Director: David Gordon Green Actors: Seth Rogen, James Franco, Danny McBride, Craig Robinson, Kevin Corrigan, Gary Cole, Rosie Perez, Nora Dunn, Amber Heard, Joe Lo Truglio, Bill Hader, James Remar, Ken Jeong

 


 

A

n unpredictable – or unwelcome – amount of violence permeates the heavily intoxicated cast of Judd Apatow’s latest production, “Pineapple Express.” The jokes are consistently humorous on an immature level, as anticipated by the cast, while surprising action sequences regularly surface, but the quality of the content rises and falls like the ever present waft of marijuana smoke. At certain times, the realism is put on hold for utter nonsense; at others, the bloody drug wars become alarmingly authentic, detailing a side of cannabis use that simply doesn’t fit with the carefree misadventures and attitudes of the protagonists. This perpetually changing style of comedy makes remembering the high points of the film rather cloudy.
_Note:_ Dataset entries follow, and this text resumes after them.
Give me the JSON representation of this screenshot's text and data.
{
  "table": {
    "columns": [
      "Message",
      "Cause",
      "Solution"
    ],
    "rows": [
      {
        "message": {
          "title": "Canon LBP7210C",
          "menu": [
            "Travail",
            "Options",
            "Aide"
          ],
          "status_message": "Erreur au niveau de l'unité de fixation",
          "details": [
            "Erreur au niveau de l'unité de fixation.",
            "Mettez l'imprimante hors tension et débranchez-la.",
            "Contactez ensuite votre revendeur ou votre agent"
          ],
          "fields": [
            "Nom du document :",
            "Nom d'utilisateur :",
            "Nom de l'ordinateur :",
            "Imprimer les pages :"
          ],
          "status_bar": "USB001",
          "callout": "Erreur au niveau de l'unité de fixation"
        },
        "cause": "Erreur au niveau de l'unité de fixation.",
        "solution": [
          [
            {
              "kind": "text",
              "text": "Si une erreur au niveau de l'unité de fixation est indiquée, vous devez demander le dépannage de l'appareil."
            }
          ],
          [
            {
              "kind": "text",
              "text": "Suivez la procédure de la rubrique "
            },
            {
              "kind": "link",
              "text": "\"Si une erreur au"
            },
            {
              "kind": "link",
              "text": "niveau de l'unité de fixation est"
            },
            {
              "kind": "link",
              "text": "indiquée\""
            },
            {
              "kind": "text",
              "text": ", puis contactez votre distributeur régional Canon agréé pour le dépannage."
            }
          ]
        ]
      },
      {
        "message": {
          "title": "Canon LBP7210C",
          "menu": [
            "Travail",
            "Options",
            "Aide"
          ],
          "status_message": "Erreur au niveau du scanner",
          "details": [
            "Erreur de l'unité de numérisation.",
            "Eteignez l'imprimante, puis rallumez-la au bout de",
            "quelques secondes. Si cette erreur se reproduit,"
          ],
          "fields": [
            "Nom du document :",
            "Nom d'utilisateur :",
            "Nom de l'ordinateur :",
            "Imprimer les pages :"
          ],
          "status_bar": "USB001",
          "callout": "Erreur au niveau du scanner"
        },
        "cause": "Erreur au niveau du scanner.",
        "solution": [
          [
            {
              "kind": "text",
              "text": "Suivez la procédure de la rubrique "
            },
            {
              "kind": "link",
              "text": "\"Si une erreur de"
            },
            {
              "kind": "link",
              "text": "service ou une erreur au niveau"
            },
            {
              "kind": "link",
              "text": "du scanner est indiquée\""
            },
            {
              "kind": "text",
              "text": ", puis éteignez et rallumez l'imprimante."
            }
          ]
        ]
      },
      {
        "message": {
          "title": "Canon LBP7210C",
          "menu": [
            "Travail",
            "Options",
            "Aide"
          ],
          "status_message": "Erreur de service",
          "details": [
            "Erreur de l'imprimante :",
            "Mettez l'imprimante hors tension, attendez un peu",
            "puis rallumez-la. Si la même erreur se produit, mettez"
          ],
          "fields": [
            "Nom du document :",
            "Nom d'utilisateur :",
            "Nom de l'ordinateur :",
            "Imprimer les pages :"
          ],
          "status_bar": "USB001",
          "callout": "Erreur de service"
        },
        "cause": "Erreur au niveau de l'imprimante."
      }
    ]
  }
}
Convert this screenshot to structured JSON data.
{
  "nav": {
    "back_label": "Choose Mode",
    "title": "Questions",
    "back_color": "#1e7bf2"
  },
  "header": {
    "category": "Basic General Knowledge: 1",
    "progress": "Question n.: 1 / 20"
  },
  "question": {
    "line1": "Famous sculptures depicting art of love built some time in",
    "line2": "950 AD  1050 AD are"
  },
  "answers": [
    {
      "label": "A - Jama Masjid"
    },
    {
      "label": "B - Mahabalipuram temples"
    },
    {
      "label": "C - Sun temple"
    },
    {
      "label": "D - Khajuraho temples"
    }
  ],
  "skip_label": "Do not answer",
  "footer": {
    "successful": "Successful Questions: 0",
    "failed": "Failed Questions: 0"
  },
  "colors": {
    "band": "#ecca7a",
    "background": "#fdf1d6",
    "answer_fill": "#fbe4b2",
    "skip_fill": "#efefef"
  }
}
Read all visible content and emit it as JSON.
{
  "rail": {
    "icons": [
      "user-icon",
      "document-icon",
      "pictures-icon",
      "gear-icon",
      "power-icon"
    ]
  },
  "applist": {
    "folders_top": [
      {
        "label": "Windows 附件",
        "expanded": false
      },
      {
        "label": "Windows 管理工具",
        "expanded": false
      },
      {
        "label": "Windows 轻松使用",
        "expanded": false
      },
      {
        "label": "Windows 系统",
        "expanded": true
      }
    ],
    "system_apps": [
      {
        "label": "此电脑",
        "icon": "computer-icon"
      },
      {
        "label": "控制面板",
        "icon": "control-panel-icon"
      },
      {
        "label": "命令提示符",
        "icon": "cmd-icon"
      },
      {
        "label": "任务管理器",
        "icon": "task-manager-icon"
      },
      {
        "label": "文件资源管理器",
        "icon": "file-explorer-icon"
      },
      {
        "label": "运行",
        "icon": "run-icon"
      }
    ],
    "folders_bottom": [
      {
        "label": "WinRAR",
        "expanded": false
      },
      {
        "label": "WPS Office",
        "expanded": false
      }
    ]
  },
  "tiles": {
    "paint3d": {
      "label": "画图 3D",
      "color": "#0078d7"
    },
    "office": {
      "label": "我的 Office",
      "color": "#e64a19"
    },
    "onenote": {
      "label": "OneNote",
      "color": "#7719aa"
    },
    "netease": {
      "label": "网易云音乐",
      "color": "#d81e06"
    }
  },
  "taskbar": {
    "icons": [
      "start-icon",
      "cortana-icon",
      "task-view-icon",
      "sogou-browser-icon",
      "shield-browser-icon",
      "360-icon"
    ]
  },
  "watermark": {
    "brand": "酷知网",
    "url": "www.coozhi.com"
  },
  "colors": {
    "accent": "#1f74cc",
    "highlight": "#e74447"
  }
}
Process server Dale Denton (Seth Rogen) leads a life of ease, constantly serving subpoenas and smoking weed. Save for the anxieties of having a girlfriend in high school, his life somewhat mirrors that of drug dealer Saul (James Franco), who works from home and consistently indulges in his own supply. When Dale witnesses a murder – and leaves a crucial piece of evidence at the crime scene, linking him with Saul – the pair attempt to elude the knowing killers and end up on a wild adventure full of car chases, gunfights, gang wars, crooked cops, and the rarest marijuana in the world.

As the film progresses, the comedy steadily reaches higher levels of absurdity – as do the levels of action-oriented violence and harrowing seriousness. These clashing elements are somewhat alleviated with slapstick and a goofily undying comrade, but they never reach a satisfying equilibrium. In “Hot Fuzz,” director Edgar Wright chose to place his comedic characters in a harsh reality, creating a stable vision of dark humor. Here, “Pineapple Express” opts to weave in and out of believability with characters that also defy the realms of realism, resulting in a movie that starts in situational silliness, shifts into crime drama, and ends in an exaggerated action extravaganza. Gunshot wounds, coffee-pot face-scarring, and beating up a policewoman might provide more laughs than one would think, but such serious topics run contrary to the buoyant humor found earlier in the picture.

Seth Rogen plays his standard role again (or, what moviegoers can presume to just be Rogen in real life), which certainly doesn’t hurt the tone. But his assuming of the straight-man part allows others to steal the spotlight. James Franco delivers a truly riotous performance as the wacky drug dealer, relishing in the crazy antics and bizarre conversations intrinsic to his character’s constant state of intoxication. And Danny McBride also provides numerous moments of verbal and physical ingenuity. But the vast majority of other supporting characters feel largely wasted – especially funnyman Craig Robinson, whose contributions to the jocosity are unusually slim. Though Rogen and crew have nailed the fatuous, pro-weed humor in this latest outing, absurd gags and violent slapstick on the side only go so far before becoming exhaustive. The highlights of “Pineapple Express” arise not from such “stoner” comedy, but instead from the snippets of hilarious truths reflected in the troubled relationships imbedded in the buddy flick formulas.

– The Massie Twins

  • 5/10